Segment Start: Data shown

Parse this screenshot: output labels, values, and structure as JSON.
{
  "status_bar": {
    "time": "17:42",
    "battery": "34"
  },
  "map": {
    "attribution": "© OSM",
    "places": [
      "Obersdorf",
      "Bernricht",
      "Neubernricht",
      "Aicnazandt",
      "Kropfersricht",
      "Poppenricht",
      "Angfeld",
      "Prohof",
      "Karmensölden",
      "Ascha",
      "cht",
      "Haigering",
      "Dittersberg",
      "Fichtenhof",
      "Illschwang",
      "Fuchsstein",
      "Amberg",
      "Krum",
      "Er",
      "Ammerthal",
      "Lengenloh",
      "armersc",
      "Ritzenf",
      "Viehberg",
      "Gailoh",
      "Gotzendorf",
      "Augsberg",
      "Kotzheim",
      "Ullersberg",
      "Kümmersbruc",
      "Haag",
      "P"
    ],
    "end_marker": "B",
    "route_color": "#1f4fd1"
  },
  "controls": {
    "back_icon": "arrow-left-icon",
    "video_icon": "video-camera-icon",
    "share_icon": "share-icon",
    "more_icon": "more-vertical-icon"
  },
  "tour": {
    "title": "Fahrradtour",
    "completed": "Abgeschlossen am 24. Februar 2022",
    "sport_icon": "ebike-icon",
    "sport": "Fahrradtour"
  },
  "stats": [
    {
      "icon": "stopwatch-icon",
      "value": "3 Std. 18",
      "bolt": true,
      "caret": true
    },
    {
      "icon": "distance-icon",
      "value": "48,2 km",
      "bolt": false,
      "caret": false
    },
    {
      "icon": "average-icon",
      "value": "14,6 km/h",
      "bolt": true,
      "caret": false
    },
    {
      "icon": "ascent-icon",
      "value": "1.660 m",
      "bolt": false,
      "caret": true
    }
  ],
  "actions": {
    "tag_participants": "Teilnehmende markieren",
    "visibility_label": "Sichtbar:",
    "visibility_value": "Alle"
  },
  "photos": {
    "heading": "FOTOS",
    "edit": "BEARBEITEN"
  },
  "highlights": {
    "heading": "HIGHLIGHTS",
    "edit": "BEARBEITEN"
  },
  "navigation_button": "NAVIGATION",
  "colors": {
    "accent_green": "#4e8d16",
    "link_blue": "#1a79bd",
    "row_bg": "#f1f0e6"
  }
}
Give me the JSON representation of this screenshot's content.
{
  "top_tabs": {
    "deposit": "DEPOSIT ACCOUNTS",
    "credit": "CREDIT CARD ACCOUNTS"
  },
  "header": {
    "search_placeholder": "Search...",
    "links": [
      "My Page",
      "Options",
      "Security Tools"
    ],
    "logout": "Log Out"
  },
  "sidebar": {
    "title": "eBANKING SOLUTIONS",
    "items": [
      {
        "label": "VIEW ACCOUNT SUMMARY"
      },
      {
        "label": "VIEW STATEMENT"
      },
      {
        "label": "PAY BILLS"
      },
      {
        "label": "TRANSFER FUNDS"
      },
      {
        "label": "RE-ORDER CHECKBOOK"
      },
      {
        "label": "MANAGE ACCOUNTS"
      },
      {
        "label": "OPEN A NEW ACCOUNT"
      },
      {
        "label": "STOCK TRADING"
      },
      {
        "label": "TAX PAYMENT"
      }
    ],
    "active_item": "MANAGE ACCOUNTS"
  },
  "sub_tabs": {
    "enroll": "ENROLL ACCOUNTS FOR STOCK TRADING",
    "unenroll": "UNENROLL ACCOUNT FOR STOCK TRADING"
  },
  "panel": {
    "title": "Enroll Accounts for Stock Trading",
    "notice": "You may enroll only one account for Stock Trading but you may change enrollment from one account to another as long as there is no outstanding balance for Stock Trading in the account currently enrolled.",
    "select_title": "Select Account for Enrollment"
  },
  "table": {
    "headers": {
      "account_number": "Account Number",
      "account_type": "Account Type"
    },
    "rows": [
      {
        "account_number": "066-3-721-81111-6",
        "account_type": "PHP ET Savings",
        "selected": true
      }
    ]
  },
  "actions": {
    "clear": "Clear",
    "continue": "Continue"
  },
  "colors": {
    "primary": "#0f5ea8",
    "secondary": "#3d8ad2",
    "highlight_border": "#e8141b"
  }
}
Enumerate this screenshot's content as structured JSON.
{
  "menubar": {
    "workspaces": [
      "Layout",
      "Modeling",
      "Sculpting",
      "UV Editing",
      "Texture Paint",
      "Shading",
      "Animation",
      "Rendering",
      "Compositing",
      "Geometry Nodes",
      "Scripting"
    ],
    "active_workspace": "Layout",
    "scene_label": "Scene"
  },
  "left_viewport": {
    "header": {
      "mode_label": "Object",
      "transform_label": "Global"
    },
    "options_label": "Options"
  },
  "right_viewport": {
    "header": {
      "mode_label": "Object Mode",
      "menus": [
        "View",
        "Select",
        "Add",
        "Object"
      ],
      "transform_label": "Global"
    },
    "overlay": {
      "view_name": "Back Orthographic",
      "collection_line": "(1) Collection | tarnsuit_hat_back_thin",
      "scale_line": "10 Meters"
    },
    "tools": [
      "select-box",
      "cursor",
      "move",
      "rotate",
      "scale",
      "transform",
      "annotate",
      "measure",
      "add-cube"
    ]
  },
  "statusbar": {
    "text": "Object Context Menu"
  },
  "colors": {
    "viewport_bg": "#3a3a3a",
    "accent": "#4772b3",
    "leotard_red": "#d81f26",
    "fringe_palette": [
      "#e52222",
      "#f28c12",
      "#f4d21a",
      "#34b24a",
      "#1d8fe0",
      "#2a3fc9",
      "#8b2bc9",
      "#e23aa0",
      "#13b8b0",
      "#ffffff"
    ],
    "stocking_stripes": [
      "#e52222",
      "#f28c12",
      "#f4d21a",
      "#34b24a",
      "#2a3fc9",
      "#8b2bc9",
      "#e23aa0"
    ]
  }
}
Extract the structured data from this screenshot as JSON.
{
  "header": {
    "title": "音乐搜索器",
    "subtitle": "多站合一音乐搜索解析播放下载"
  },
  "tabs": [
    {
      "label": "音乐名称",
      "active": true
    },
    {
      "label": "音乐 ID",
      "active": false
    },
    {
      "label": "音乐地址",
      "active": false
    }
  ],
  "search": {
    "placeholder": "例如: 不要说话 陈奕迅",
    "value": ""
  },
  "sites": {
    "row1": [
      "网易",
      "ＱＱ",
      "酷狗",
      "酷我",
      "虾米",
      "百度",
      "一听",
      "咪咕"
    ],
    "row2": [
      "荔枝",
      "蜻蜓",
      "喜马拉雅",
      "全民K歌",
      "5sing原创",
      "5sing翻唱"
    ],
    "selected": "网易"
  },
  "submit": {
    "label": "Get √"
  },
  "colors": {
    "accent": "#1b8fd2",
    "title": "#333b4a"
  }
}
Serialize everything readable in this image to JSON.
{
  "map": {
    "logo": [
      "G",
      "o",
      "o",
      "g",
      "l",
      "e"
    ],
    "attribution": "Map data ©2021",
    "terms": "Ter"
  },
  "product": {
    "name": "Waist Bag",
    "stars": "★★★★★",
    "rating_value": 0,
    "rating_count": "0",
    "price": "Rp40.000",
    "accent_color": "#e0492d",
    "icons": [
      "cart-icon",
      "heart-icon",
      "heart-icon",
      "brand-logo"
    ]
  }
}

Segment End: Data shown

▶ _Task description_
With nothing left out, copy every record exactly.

▶ _Task response_
Parse this screenshot: output labels, values, and structure as JSON.
{
  "status_bar": {
    "time": "17:42",
    "battery": "34"
  },
  "map": {
    "attribution": "© OSM",
    "places": [
      "Obersdorf",
      "Bernricht",
      "Neubernricht",
      "Aicnazandt",
      "Kropfersricht",
      "Poppenricht",
      "Angfeld",
      "Prohof",
      "Karmensölden",
      "Ascha",
      "cht",
      "Haigering",
      "Dittersberg",
      "Fichtenhof",
      "Illschwang",
      "Fuchsstein",
      "Amberg",
      "Krum",
      "Er",
      "Ammerthal",
      "Lengenloh",
      "armersc",
      "Ritzenf",
      "Viehberg",
      "Gailoh",
      "Gotzendorf",
      "Augsberg",
      "Kotzheim",
      "Ullersberg",
      "Kümmersbruc",
      "Haag",
      "P"
    ],
    "end_marker": "B",
    "route_color": "#1f4fd1"
  },
  "controls": {
    "back_icon": "arrow-left-icon",
    "video_icon": "video-camera-icon",
    "share_icon": "share-icon",
    "more_icon": "more-vertical-icon"
  },
  "tour": {
    "title": "Fahrradtour",
    "completed": "Abgeschlossen am 24. Februar 2022",
    "sport_icon": "ebike-icon",
    "sport": "Fahrradtour"
  },
  "stats": [
    {
      "icon": "stopwatch-icon",
      "value": "3 Std. 18",
      "bolt": true,
      "caret": true
    },
    {
      "icon": "distance-icon",
      "value": "48,2 km",
      "bolt": false,
      "caret": false
    },
    {
      "icon": "average-icon",
      "value": "14,6 km/h",
      "bolt": true,
      "caret": false
    },
    {
      "icon": "ascent-icon",
      "value": "1.660 m",
      "bolt": false,
      "caret": true
    }
  ],
  "actions": {
    "tag_participants": "Teilnehmende markieren",
    "visibility_label": "Sichtbar:",
    "visibility_value": "Alle"
  },
  "photos": {
    "heading": "FOTOS",
    "edit": "BEARBEITEN"
  },
  "highlights": {
    "heading": "HIGHLIGHTS",
    "edit": "BEARBEITEN"
  },
  "navigation_button": "NAVIGATION",
  "colors": {
    "accent_green": "#4e8d16",
    "link_blue": "#1a79bd",
    "row_bg": "#f1f0e6"
  }
}
Give me the JSON representation of this screenshot's content.
{
  "top_tabs": {
    "deposit": "DEPOSIT ACCOUNTS",
    "credit": "CREDIT CARD ACCOUNTS"
  },
  "header": {
    "search_placeholder": "Search...",
    "links": [
      "My Page",
      "Options",
      "Security Tools"
    ],
    "logout": "Log Out"
  },
  "sidebar": {
    "title": "eBANKING SOLUTIONS",
    "items": [
      {
        "label": "VIEW ACCOUNT SUMMARY"
      },
      {
        "label": "VIEW STATEMENT"
      },
      {
        "label": "PAY BILLS"
      },
      {
        "label": "TRANSFER FUNDS"
      },
      {
        "label": "RE-ORDER CHECKBOOK"
      },
      {
        "label": "MANAGE ACCOUNTS"
      },
      {
        "label": "OPEN A NEW ACCOUNT"
      },
      {
        "label": "STOCK TRADING"
      },
      {
        "label": "TAX PAYMENT"
      }
    ],
    "active_item": "MANAGE ACCOUNTS"
  },
  "sub_tabs": {
    "enroll": "ENROLL ACCOUNTS FOR STOCK TRADING",
    "unenroll": "UNENROLL ACCOUNT FOR STOCK TRADING"
  },
  "panel": {
    "title": "Enroll Accounts for Stock Trading",
    "notice": "You may enroll only one account for Stock Trading but you may change enrollment from one account to another as long as there is no outstanding balance for Stock Trading in the account currently enrolled.",
    "select_title": "Select Account for Enrollment"
  },
  "table": {
    "headers": {
      "account_number": "Account Number",
      "account_type": "Account Type"
    },
    "rows": [
      {
        "account_number": "066-3-721-81111-6",
        "account_type": "PHP ET Savings",
        "selected": true
      }
    ]
  },
  "actions": {
    "clear": "Clear",
    "continue": "Continue"
  },
  "colors": {
    "primary": "#0f5ea8",
    "secondary": "#3d8ad2",
    "highlight_border": "#e8141b"
  }
}
Enumerate this screenshot's content as structured JSON.
{
  "menubar": {
    "workspaces": [
      "Layout",
      "Modeling",
      "Sculpting",
      "UV Editing",
      "Texture Paint",
      "Shading",
      "Animation",
      "Rendering",
      "Compositing",
      "Geometry Nodes",
      "Scripting"
    ],
    "active_workspace": "Layout",
    "scene_label": "Scene"
  },
  "left_viewport": {
    "header": {
      "mode_label": "Object",
      "transform_label": "Global"
    },
    "options_label": "Options"
  },
  "right_viewport": {
    "header": {
      "mode_label": "Object Mode",
      "menus": [
        "View",
        "Select",
        "Add",
        "Object"
      ],
      "transform_label": "Global"
    },
    "overlay": {
      "view_name": "Back Orthographic",
      "collection_line": "(1) Collection | tarnsuit_hat_back_thin",
      "scale_line": "10 Meters"
    },
    "tools": [
      "select-box",
      "cursor",
      "move",
      "rotate",
      "scale",
      "transform",
      "annotate",
      "measure",
      "add-cube"
    ]
  },
  "statusbar": {
    "text": "Object Context Menu"
  },
  "colors": {
    "viewport_bg": "#3a3a3a",
    "accent": "#4772b3",
    "leotard_red": "#d81f26",
    "fringe_palette": [
      "#e52222",
      "#f28c12",
      "#f4d21a",
      "#34b24a",
      "#1d8fe0",
      "#2a3fc9",
      "#8b2bc9",
      "#e23aa0",
      "#13b8b0",
      "#ffffff"
    ],
    "stocking_stripes": [
      "#e52222",
      "#f28c12",
      "#f4d21a",
      "#34b24a",
      "#2a3fc9",
      "#8b2bc9",
      "#e23aa0"
    ]
  }
}
Extract the structured data from this screenshot as JSON.
{
  "header": {
    "title": "音乐搜索器",
    "subtitle": "多站合一音乐搜索解析播放下载"
  },
  "tabs": [
    {
      "label": "音乐名称",
      "active": true
    },
    {
      "label": "音乐 ID",
      "active": false
    },
    {
      "label": "音乐地址",
      "active": false
    }
  ],
  "search": {
    "placeholder": "例如: 不要说话 陈奕迅",
    "value": ""
  },
  "sites": {
    "row1": [
      "网易",
      "ＱＱ",
      "酷狗",
      "酷我",
      "虾米",
      "百度",
      "一听",
      "咪咕"
    ],
    "row2": [
      "荔枝",
      "蜻蜓",
      "喜马拉雅",
      "全民K歌",
      "5sing原创",
      "5sing翻唱"
    ],
    "selected": "网易"
  },
  "submit": {
    "label": "Get √"
  },
  "colors": {
    "accent": "#1b8fd2",
    "title": "#333b4a"
  }
}
Serialize everything readable in this image to JSON.
{
  "map": {
    "logo": [
      "G",
      "o",
      "o",
      "g",
      "l",
      "e"
    ],
    "attribution": "Map data ©2021",
    "terms": "Ter"
  },
  "product": {
    "name": "Waist Bag",
    "stars": "★★★★★",
    "rating_value": 0,
    "rating_count": "0",
    "price": "Rp40.000",
    "accent_color": "#e0492d",
    "icons": [
      "cart-icon",
      "heart-icon",
      "heart-icon",
      "brand-logo"
    ]
  }
}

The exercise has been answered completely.